### What to produce
Please copy each line below that contains the string "Fold".

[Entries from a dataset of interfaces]
══════

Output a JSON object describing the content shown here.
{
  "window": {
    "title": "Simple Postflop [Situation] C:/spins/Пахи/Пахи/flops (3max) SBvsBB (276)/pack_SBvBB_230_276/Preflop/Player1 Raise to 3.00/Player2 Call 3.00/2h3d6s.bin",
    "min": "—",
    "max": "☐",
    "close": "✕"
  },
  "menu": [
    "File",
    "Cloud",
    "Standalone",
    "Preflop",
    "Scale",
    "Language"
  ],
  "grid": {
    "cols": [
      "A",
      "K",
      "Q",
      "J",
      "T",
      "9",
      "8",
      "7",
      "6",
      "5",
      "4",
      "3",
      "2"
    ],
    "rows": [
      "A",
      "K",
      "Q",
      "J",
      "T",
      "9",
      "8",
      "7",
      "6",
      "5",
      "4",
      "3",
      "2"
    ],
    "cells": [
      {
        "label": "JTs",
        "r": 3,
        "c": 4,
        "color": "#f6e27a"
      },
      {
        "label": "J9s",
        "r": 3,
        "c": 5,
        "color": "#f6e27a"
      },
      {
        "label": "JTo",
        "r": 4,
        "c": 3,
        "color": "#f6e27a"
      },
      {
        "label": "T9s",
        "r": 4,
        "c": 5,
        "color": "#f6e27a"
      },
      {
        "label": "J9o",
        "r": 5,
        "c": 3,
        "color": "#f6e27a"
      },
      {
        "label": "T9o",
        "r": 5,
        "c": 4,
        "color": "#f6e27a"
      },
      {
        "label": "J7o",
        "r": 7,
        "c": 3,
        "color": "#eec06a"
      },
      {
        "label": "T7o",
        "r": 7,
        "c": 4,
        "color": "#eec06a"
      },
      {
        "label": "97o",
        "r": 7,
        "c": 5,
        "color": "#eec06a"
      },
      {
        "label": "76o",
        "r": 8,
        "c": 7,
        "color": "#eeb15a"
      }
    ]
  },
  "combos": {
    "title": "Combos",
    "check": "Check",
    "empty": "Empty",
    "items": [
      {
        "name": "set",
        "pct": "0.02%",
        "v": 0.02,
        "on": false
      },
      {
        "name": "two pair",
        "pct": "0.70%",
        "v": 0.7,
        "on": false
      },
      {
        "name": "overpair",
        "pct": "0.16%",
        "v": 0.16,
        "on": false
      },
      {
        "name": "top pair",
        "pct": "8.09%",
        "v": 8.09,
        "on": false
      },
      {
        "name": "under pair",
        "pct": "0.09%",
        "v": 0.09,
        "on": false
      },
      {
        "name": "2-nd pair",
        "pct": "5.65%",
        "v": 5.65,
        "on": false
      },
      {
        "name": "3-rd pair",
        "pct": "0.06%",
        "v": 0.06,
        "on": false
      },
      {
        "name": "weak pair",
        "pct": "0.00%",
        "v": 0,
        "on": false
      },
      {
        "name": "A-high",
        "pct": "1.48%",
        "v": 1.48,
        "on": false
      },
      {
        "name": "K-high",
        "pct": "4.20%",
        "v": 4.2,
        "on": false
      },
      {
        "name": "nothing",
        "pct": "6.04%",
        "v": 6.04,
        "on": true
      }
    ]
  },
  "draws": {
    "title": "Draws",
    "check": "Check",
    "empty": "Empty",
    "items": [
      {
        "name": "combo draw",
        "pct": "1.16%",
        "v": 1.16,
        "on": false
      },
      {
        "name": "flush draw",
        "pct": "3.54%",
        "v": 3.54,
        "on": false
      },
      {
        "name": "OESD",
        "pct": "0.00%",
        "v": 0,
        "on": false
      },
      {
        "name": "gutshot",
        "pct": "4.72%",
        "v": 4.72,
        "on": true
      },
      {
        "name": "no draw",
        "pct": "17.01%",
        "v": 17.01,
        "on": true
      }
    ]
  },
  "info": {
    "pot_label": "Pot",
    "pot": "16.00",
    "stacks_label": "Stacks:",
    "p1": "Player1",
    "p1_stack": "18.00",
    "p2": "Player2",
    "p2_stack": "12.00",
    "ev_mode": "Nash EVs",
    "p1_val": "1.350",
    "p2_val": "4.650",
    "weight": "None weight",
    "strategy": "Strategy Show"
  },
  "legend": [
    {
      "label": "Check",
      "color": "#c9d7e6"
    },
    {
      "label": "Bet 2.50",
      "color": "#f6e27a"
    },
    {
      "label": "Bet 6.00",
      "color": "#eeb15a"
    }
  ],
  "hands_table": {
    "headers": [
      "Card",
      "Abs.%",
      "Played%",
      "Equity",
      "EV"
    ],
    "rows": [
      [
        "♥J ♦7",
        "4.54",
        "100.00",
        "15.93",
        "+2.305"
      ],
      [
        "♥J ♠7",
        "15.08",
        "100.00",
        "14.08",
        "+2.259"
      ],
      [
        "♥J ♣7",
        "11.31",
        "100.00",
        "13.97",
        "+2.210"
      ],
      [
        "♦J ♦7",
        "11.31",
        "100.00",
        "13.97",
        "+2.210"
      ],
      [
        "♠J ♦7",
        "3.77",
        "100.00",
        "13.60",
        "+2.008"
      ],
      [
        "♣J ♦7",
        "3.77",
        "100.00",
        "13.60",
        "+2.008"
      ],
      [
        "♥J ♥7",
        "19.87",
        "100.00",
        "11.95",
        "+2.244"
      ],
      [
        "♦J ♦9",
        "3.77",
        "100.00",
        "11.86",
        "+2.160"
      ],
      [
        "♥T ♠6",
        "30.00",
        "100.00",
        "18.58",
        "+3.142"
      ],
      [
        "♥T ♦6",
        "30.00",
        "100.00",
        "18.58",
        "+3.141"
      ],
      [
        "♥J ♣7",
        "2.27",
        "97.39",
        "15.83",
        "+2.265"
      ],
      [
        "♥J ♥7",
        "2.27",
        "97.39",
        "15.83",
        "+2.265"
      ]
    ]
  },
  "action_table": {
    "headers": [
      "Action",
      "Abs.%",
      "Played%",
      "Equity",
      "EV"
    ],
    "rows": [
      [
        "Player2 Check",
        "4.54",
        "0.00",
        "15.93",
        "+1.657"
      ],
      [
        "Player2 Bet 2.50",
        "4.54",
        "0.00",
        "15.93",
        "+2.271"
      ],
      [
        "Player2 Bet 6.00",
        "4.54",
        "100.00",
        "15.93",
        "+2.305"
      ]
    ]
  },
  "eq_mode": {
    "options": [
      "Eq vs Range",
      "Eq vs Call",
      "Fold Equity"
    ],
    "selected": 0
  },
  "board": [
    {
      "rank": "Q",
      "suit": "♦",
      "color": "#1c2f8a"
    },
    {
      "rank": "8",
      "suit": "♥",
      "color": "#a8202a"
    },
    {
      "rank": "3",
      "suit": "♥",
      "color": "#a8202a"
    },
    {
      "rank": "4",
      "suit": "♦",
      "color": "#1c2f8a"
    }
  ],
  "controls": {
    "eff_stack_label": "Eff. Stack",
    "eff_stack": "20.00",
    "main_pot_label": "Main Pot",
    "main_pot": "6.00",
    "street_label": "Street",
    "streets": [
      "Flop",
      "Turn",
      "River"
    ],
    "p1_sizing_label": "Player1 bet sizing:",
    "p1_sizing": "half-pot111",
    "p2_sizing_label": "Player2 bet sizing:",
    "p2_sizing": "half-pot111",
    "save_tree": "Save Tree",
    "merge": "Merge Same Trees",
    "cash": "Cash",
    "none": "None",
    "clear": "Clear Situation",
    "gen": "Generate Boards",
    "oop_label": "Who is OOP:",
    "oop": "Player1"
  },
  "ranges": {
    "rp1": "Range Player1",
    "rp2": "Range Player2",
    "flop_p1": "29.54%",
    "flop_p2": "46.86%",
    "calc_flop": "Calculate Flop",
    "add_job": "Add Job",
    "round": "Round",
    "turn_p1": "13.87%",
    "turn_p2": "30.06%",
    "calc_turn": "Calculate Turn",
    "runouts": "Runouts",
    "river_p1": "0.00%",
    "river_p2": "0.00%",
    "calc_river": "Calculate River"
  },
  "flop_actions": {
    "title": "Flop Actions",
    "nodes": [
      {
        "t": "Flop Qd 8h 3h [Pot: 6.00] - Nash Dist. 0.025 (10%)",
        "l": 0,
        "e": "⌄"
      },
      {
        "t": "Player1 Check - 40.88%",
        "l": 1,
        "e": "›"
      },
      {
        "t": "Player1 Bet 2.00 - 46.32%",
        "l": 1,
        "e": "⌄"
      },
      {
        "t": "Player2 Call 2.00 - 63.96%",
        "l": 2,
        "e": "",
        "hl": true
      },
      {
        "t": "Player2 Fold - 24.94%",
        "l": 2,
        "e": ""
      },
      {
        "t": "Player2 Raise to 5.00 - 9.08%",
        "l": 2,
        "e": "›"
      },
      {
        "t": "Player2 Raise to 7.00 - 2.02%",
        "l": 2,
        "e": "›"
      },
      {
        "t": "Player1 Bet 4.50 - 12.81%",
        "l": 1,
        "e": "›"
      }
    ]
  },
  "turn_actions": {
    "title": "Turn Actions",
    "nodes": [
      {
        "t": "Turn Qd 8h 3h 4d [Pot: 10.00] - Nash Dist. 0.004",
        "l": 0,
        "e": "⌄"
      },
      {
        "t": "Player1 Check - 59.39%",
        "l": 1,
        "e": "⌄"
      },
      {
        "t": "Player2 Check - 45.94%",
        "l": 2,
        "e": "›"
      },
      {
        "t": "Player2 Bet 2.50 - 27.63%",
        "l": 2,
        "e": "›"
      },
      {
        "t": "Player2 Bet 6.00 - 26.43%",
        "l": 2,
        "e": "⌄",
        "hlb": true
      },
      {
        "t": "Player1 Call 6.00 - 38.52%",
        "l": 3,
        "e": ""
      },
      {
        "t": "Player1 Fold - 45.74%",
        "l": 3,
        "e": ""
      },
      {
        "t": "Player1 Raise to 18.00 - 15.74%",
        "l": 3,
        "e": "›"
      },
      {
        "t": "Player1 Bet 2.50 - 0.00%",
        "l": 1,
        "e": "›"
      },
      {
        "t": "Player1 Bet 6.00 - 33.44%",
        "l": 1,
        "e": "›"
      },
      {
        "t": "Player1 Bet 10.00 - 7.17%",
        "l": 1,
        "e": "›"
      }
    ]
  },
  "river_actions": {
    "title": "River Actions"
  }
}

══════

### Task output
      "Fold Equity"
        "t": "Player2 Fold - 24.94%",
        "t": "Player1 Fold - 45.74%",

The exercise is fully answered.